Despite the criticism of its sound, the instrument is well-constructed and set up, requiring minimal adjustment for a player accustomed to a standard violin, and the instrument’s sound quality and volume outperforms most student violins of similar production cost. The Styron parts from which it is made are significantly less expensive than wood and an instrument can be assembled in a day, rather than the weeks or months it takes to construct a wooden violin. Maintenance poses a significant hazard, however, since plastic is not easily repaired and is an unfamiliar material for most violin repairers.

Right: NMM 13503. Violin by Mario Maccaferri, Mount Vernon, New York, August 6, 1990. Gift of Jeremy Tubbs, Cordova, Tennessee, 2007.

NMM 13503.  Violin by Mario Maccaferri, Mount Vernon, New York, August 6, 1990

Fiberglass for Stringed Instruments and Accessories

Although Maccaferri’s Styron instruments did not attain the level of acceptance he desired, his work paved the way for the innovations of other manufacturers. Leon and Ray Glasser invented a fiberglass bow in 1962 that has been a highly successful product for their Bronx-based company. In the late 1960s, Charles Kaman designed a round-back guitar made from fiberglass, a signature of his popular Ovation brand.

Carbon Fiber for Stringed Instruments and Accessories

Experimentation with carbon fiber in the 1970s led to the development of a violin with a graphite-epoxy top by Carleen Hutchins in 1974 (below), the patenting of a graphite-composite guitar top by Charles Kaman in 1974, and the construction of the first all-graphite-fiber violin body by Leonard K. John in 1979 (below).
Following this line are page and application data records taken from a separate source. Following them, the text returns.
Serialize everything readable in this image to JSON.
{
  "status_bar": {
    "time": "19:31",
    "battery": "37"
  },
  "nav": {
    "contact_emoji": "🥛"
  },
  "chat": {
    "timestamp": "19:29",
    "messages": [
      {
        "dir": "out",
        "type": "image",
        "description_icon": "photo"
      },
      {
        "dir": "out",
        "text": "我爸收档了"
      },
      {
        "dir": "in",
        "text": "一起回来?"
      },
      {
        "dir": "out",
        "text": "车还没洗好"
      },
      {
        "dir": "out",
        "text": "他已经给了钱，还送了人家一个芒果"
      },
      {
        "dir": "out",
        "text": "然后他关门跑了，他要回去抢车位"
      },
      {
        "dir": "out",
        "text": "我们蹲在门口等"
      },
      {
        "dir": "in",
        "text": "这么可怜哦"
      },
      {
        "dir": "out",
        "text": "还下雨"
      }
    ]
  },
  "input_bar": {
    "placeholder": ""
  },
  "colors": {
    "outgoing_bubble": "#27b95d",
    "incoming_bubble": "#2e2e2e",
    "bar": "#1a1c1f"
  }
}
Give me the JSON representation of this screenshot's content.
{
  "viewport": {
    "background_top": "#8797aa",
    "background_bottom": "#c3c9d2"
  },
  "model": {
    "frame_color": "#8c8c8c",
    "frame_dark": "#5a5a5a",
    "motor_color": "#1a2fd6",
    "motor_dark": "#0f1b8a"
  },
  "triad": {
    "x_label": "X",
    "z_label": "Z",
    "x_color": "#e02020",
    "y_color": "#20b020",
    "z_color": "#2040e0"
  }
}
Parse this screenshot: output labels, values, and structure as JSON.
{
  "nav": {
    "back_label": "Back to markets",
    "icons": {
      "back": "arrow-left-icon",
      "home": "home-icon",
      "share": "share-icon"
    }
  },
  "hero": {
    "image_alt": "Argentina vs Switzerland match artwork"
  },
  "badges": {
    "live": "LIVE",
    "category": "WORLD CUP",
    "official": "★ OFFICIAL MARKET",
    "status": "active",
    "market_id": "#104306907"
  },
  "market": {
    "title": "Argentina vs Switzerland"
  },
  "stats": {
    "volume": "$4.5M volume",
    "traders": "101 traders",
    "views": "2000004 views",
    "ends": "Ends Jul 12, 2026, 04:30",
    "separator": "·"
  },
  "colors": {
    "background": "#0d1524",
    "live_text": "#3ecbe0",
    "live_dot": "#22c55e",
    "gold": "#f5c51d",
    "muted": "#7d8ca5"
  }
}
NMM 10182.  Violin by Carleen Hutchins, Montclair, New Jersey, Daniel W. Haines, Columbia, South Carolina, and Hercules Materials Company, Inc. (Allegheny Ballistics Laboratory), Cumberland, Maryland, 1974
Side view of Hutchins violin
Back view of Hutchins violin

Left:  NMM 10182. Violin by Carleen Hutchins, Montclair, New Jersey, Daniel W. Haines, Columbia, South Carolina, and Hercules Materials Company, Inc. (Allegheny Ballistics Laboratory), Cumberland, Maryland, 1974. Gift of Carleen Maley Hutchins, Montclair, 2002.

Right:  NMM 10667. Violin by Leonard K. John, Toronto, July 17, 1988. Graphite-fiber body. Gift of Joel Ferren, Cortland, Ohio, 2004. The presentation of this violin to the NMM is documented in “Violin Evolves from Aerospace Technology,” National Music Museum Newsletter 31, No. 3 (August 2004): 3.

NMM 10667.  Violin by Leonard K. John, Toronto, July 17, 1988.  Gift of Joel Ferren, Cortland, Ohio, 2004.
Side view of John violin
Back view of John violin

Carbon fiber violin bows gained recognition among performers in the 1990s and are now widely accepted by professionals. Though Hutchins’ and Johns’ graphite fiber violins were never mass produced, fully carbon-fiber bowed instruments have been commercially available since the late 1990s.

Return to NMM Newsletter Index (August 2010)

National Music Museum
The University of South Dakota
414 East Clark Street
Vermillion, SD 57069

©National Music Museum, 2010
Most recent update: August 27, 2010

The University of South Dakota
Return to Top of Page